Questions and answers
WHO report on the global tobacco epidemic, 2011
Question: What is the outlook for tobacco control?
Answer: Again, if current trends persist, tobacco use could kill 8 million people each year by 2030. But, actions by governments and society could blunt the tobacco epidemic's advance. We know what policies work to control tobacco. Again, more political will is essential.
That said, it is likely that, over time, WHO's surveillance of the tobacco epidemic will continue to show that more people are being protected from second-hand smoke, helped to quit and adequately warned about the dangers of tobacco use, and that more governments will implement and enforce total bans on tobacco advertising, promotion and sponsorship and require higher taxes at rates that would effectively deter significant numbers of people from using tobacco.
WHO Director-General Margaret Chan's belief that "we hold in our hands the solution to the global tobacco epidemic" remains as true today as when she expressed it three years ago. Reversing the entirely preventable epidemic of tobacco must be a top public health priority.
Question: What is the basis of your optimism that a significant dent can be made in the tobacco epidemic?
Answer: We have formidable tools with which to resist. Foremost is the WHO Framework Convention and its guidelines, which provide the foundation for countries to implement and manage tobacco control.
To help the Parties meet their commitments under the treaty, WHO provides them with technical assistance, including the MPOWER package of tobacco control measures.
Not to be underestimated is the great momentum that tobacco control efforts have gained in recent years. In some respects, the fight against tobacco has only just begun. Political will is increasing – not fast enough, but the trend is positive. Although tobacco control efforts remain underfunded, more money is being made available, much of it from private sources such as Bloomberg Philanthropies and the Bill & Melinda Gates Foundation. New partnerships are being formed and old ones reenergized.

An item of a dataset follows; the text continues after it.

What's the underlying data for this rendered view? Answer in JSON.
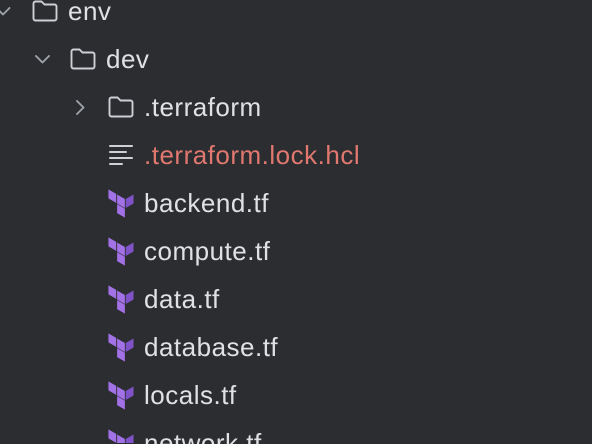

Awareness is growing, too, that tobacco use imposes a huge burden on society. Tobacco use is a risk factor for six of the eight leading causes of death, including cardiovascular disease, cancer and tuberculosis. It is one of the leading causes of preventable death. It breeds poverty and stifles economic development. Primary wage-earners who die in middle age of a tobacco-related heart attack or brain stroke squander their economic potential and leave their families without means to buy food, clothing, shelter, education and health care. Money spent on tobacco is money not spent on these basic necessities.
All that said, we know that the challenge is huge and that success is not guaranteed. We need to work better and smarter to achieve our long-term goals.